Choose pixel node registration [Default is gridline]


Append i or o to read or write weights in the 4th column

With respect to our ship data we preprocess it using the median method:

gmt blockmedian -R245/255/20/30 -I5m -V >

The output data can now be used with surface:

gmt surface -R245/255/20/30 -I5m -V

If you rerun grdcontour on the new grid file (try it!) you will notice a big difference compared to the grid made by nearneighbor: since surface is a global method it will evaluate the solution at all nodes, even if there are no data constraints. There are numerous options available to us at this point:

  1. We can reset all nodes too far from a data constraint to the NaN value.

  2. We can pour white paint over those regions where contours are unreliable.

  3. We can plot the landmass which will cover most (but not all) of the unconstrained areas.

  4. We can set up a clip path so that only the contours in the constrained region will show.

Here we have only time to explore the latter approach. The mask module can read the same preprocessed data and set up a contour mask based on the data distribution. Once the clip path is activated we can contour the final grid; we finally deactivate the clipping with a second call to mask. Here’s the recipe:

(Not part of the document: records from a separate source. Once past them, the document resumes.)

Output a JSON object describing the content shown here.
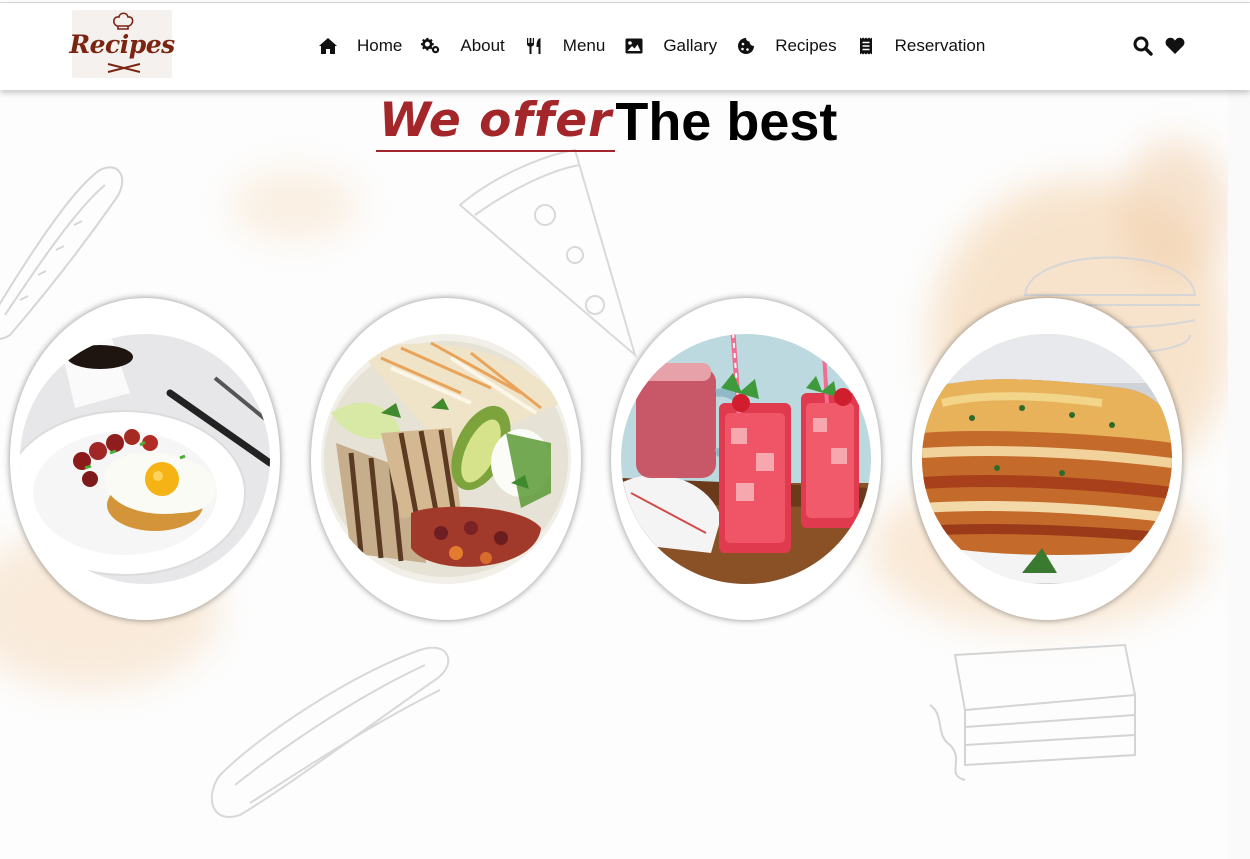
{
  "brand": {
    "logo_text": "Recipes"
  },
  "nav": {
    "items": [
      {
        "label": "Home",
        "icon": "home-icon"
      },
      {
        "label": "About",
        "icon": "gears-icon"
      },
      {
        "label": "Menu",
        "icon": "utensils-icon"
      },
      {
        "label": "Gallary",
        "icon": "image-icon"
      },
      {
        "label": "Recipes",
        "icon": "cookie-icon"
      },
      {
        "label": "Reservation",
        "icon": "receipt-icon"
      }
    ]
  },
  "actions": {
    "icons": [
      "search-icon",
      "heart-icon"
    ]
  },
  "hero": {
    "accent": "We offer",
    "title": "The best"
  },
  "dishes": [
    {
      "image": "fried egg toast with tomatoes"
    },
    {
      "image": "grilled chicken salad bowl"
    },
    {
      "image": "strawberry lemonade drinks"
    },
    {
      "image": "lasagna"
    }
  ],
  "colors": {
    "accent": "#a3262a",
    "logo": "#7a2412",
    "header_bg": "#ffffff",
    "text": "#111111"
  }
}
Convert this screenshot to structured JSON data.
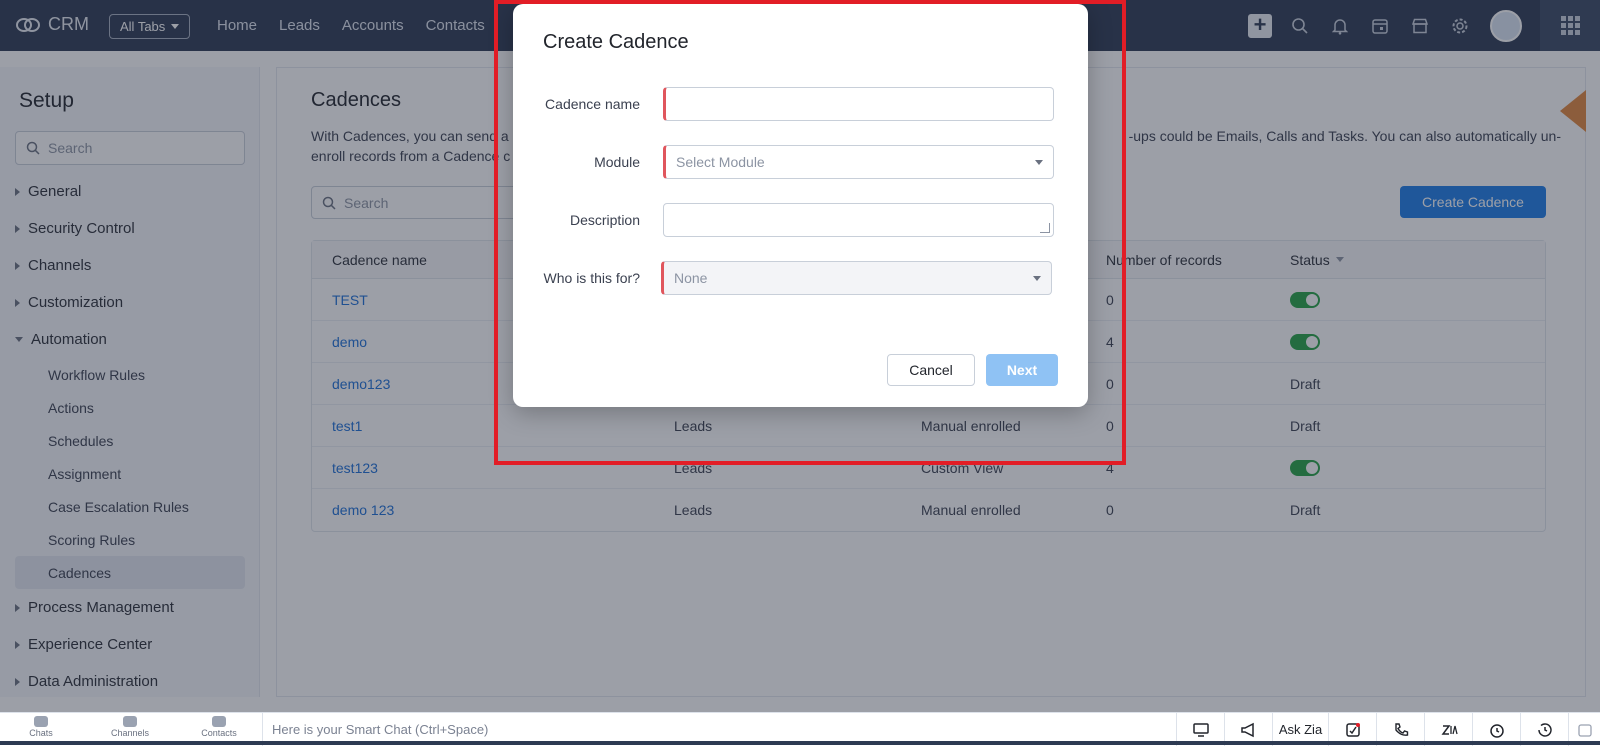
{
  "header": {
    "brand": "CRM",
    "all_tabs": "All Tabs",
    "nav": [
      "Home",
      "Leads",
      "Accounts",
      "Contacts"
    ],
    "icons": [
      "plus-icon",
      "search-icon",
      "bell-icon",
      "calendar-icon",
      "marketplace-icon",
      "gear-icon",
      "avatar",
      "apps-grid-icon"
    ]
  },
  "sidebar": {
    "title": "Setup",
    "search_placeholder": "Search",
    "sections": [
      {
        "label": "General",
        "expanded": false
      },
      {
        "label": "Security Control",
        "expanded": false
      },
      {
        "label": "Channels",
        "expanded": false
      },
      {
        "label": "Customization",
        "expanded": false
      },
      {
        "label": "Automation",
        "expanded": true
      },
      {
        "label": "Process Management",
        "expanded": false
      },
      {
        "label": "Experience Center",
        "expanded": false
      },
      {
        "label": "Data Administration",
        "expanded": false
      }
    ],
    "automation_items": [
      "Workflow Rules",
      "Actions",
      "Schedules",
      "Assignment",
      "Case Escalation Rules",
      "Scoring Rules",
      "Cadences"
    ],
    "active_item": "Cadences"
  },
  "main": {
    "title": "Cadences",
    "desc_start": "With Cadences, you can send a",
    "desc_end": "-ups could be Emails, Calls and Tasks. You can also automatically un-",
    "desc_line2": "enroll records from a Cadence c",
    "search_placeholder": "Search",
    "create_button": "Create Cadence",
    "table": {
      "headers": [
        "Cadence name",
        "",
        "",
        "Number of records",
        "Status"
      ],
      "rows": [
        {
          "name": "TEST",
          "module": "",
          "type": "",
          "records": "0",
          "status": "toggle-on"
        },
        {
          "name": "demo",
          "module": "",
          "type": "",
          "records": "4",
          "status": "toggle-on"
        },
        {
          "name": "demo123",
          "module": "",
          "type": "",
          "records": "0",
          "status": "Draft"
        },
        {
          "name": "test1",
          "module": "Leads",
          "type": "Manual enrolled",
          "records": "0",
          "status": "Draft"
        },
        {
          "name": "test123",
          "module": "Leads",
          "type": "Custom View",
          "records": "4",
          "status": "toggle-on"
        },
        {
          "name": "demo 123",
          "module": "Leads",
          "type": "Manual enrolled",
          "records": "0",
          "status": "Draft"
        }
      ]
    }
  },
  "modal": {
    "title": "Create Cadence",
    "fields": {
      "name_label": "Cadence name",
      "name_value": "",
      "module_label": "Module",
      "module_placeholder": "Select Module",
      "description_label": "Description",
      "description_value": "",
      "audience_label": "Who is this for?",
      "audience_value": "None"
    },
    "cancel": "Cancel",
    "next": "Next"
  },
  "bottombar": {
    "items": [
      "Chats",
      "Channels",
      "Contacts"
    ],
    "smart_chat": "Here is your Smart Chat (Ctrl+Space)",
    "ask_zia": "Ask Zia"
  },
  "colors": {
    "header_bg": "#2d3a52",
    "accent": "#1d7de8",
    "toggle_on": "#25a244",
    "highlight_border": "#e21d26"
  }
}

gmt blockmedian -R245/255/20/30 -I5m -V >
gmt surface -R245/255/20/30 -I5m
gmt begin GMT_tut_13
	gmt set GMT_THEME cookbook
	gmt mask -R245/255/20/30 -I5m -JM6i -B
	gmt grdcontour -C250 -A1000
	gmt mask -C
gmt end show

Your plot should look like our example 13 below


Result of GMT Tutorial example 13


  1. Add the continents using any color you want.

  2. Color the clip path light gray (use -G in the first mask call).